[Data extracted from a collection]

*-*-*

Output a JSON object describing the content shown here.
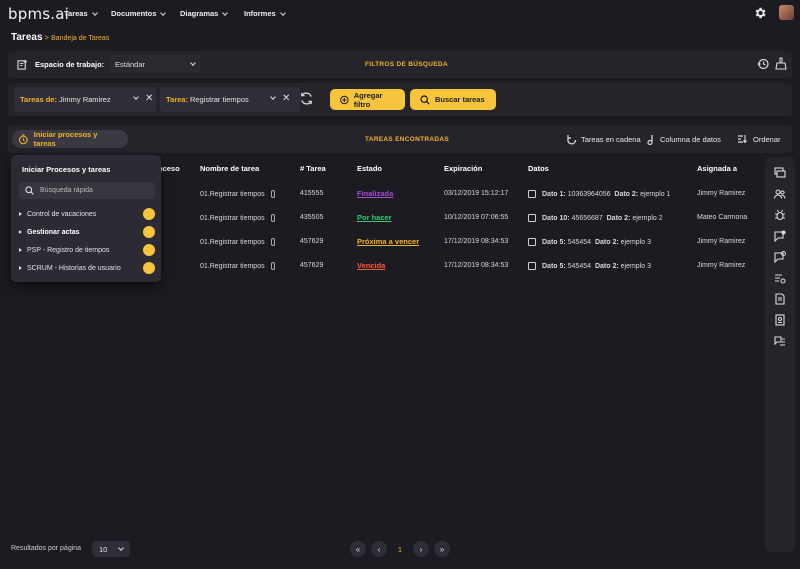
{
  "topbar": {
    "logo": "bpms.ai",
    "nav": [
      "Tareas",
      "Documentos",
      "Diagramas",
      "Informes"
    ]
  },
  "breadcrumb": {
    "title": "Tareas",
    "separator": ">",
    "sub": "Bandeja de Tareas"
  },
  "workspace": {
    "label": "Espacio de trabajo:",
    "value": "Estándar",
    "section_title": "FILTROS DE BÚSQUEDA"
  },
  "filters": {
    "chips": [
      {
        "key": "Tareas de:",
        "value": "Jimmy Ramirez"
      },
      {
        "key": "Tarea:",
        "value": "Registrar tiempos"
      }
    ],
    "add_filter": "Agregar filtro",
    "search_button": "Buscar tareas"
  },
  "tasks_bar": {
    "start_button": "Iniciar procesos y tareas",
    "section_title": "TAREAS ENCONTRADAS",
    "tools": [
      "Tareas en cadena",
      "Columna de datos",
      "Ordenar"
    ]
  },
  "table": {
    "headers": [
      "oceso",
      "Nombre de tarea",
      "# Tarea",
      "Estado",
      "Expiración",
      "Datos",
      "Asignada a"
    ],
    "rows": [
      {
        "name": "01.Registrar tiempos",
        "num": "415555",
        "state": "Finalizada",
        "state_color": "#a64dd6",
        "exp": "03/12/2019 15:12:17",
        "d1k": "Dato 1:",
        "d1v": "10363964056",
        "d2k": "Dato 2:",
        "d2v": "ejemplo 1",
        "assigned": "Jimmy Ramirez"
      },
      {
        "name": "01.Registrar tiempos",
        "num": "435505",
        "state": "Por hacer",
        "state_color": "#2ecc71",
        "exp": "10/12/2019 07:06:55",
        "d1k": "Dato 10:",
        "d1v": "45656687",
        "d2k": "Dato 2:",
        "d2v": "ejemplo 2",
        "assigned": "Mateo Carmona"
      },
      {
        "name": "01.Registrar tiempos",
        "num": "457629",
        "state": "Próxima a vencer",
        "state_color": "#f3b32b",
        "exp": "17/12/2019 08:34:53",
        "d1k": "Dato 5:",
        "d1v": "545454",
        "d2k": "Dato 2:",
        "d2v": "ejemplo 3",
        "assigned": "Jimmy Ramirez"
      },
      {
        "name": "01.Registrar tiempos",
        "num": "457629",
        "state": "Vencida",
        "state_color": "#ff5a36",
        "exp": "17/12/2019 08:34:53",
        "d1k": "Dato 5:",
        "d1v": "545454",
        "d2k": "Dato 2:",
        "d2v": "ejemplo 3",
        "assigned": "Jimmy Ramirez"
      }
    ]
  },
  "dropdown": {
    "title": "Iniciar Procesos y tareas",
    "search_placeholder": "Búsqueda rápida",
    "items": [
      "Control de vacaciones",
      "Gestionar actas",
      "PSP - Registro de tiempos",
      "SCRUM - Historias de usuario"
    ]
  },
  "footer": {
    "per_page_label": "Resultados por página",
    "per_page_value": "10",
    "current_page": "1"
  },
  "colors": {
    "accent": "#f7c53b",
    "bg": "#1c1b22",
    "panel": "#25242b"
  }
}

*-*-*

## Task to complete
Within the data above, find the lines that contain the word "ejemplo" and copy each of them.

## Result of the exercise
        "d2v": "ejemplo 1",
        "d2v": "ejemplo 2",
        "d2v": "ejemplo 3",
        "d2v": "ejemplo 3",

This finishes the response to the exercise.